— TASK DETAILS —
Find every line in the records below that contains the word "Call", and copy each such line.

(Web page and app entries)
+--

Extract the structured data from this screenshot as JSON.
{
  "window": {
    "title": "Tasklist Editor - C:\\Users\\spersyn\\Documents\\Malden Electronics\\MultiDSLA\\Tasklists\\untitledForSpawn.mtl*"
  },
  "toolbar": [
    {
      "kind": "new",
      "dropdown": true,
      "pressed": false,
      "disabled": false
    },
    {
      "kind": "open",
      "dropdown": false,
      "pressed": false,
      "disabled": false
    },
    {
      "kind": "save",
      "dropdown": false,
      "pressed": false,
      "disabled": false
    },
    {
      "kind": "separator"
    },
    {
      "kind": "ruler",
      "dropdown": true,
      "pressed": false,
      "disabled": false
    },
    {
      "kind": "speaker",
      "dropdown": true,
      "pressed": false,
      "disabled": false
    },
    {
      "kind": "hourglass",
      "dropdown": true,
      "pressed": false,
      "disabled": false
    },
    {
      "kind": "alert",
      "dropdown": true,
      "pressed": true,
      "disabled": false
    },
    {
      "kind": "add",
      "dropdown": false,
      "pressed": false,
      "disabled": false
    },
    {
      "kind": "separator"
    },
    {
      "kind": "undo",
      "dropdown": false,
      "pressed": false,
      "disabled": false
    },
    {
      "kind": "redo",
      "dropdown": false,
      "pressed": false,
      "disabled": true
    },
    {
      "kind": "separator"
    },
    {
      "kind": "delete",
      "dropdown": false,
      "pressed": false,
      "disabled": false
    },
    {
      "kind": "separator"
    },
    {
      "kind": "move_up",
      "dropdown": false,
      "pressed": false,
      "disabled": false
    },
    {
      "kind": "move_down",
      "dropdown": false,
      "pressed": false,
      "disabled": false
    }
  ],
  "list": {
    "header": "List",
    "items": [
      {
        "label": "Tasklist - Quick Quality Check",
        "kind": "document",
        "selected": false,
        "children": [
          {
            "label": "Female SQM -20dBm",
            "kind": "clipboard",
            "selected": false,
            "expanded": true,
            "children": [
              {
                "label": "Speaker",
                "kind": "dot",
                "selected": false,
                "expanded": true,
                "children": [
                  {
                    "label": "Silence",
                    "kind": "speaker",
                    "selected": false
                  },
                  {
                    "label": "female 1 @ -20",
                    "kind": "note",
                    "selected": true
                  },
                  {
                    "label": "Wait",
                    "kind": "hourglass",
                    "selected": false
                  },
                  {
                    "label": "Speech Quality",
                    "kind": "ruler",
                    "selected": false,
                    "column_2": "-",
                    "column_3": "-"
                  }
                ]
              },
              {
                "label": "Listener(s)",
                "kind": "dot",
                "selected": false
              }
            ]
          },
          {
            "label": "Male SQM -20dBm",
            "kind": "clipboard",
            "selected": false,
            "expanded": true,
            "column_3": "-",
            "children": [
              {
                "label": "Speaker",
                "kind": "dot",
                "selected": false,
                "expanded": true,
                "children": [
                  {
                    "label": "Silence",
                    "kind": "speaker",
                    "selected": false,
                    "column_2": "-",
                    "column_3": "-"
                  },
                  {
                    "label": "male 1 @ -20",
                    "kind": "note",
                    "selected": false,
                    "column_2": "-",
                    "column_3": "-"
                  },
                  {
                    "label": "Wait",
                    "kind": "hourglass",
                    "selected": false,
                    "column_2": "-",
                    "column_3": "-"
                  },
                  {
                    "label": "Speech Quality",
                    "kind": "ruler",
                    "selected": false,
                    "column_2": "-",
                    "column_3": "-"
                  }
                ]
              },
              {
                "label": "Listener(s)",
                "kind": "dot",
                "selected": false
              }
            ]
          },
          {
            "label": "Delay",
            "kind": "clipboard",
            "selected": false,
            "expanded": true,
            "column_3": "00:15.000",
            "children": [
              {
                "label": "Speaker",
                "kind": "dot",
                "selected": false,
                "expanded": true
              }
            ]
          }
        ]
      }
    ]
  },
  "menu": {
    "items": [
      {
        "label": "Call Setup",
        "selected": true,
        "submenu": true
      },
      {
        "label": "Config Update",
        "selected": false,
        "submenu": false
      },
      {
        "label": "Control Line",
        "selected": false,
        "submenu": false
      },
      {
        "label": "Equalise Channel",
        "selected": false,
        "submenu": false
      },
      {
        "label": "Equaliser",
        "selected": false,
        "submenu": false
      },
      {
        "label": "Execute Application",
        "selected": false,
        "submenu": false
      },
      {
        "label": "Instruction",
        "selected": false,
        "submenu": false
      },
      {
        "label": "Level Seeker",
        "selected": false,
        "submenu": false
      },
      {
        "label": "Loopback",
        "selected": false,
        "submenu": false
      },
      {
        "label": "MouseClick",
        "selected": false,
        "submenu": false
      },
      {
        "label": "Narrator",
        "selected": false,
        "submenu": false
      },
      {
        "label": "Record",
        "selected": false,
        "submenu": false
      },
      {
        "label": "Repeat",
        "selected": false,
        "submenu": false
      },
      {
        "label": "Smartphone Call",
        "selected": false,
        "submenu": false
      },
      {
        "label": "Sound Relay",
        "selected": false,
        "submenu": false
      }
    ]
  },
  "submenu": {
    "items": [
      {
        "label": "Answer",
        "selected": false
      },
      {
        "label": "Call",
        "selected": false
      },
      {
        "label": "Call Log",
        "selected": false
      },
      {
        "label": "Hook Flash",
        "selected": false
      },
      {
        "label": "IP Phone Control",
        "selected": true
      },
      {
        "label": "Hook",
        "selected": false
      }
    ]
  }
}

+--

— TASK ANSWER —
        "label": "Call Setup",
        "label": "Smartphone Call",
        "label": "Call",
        "label": "Call Log",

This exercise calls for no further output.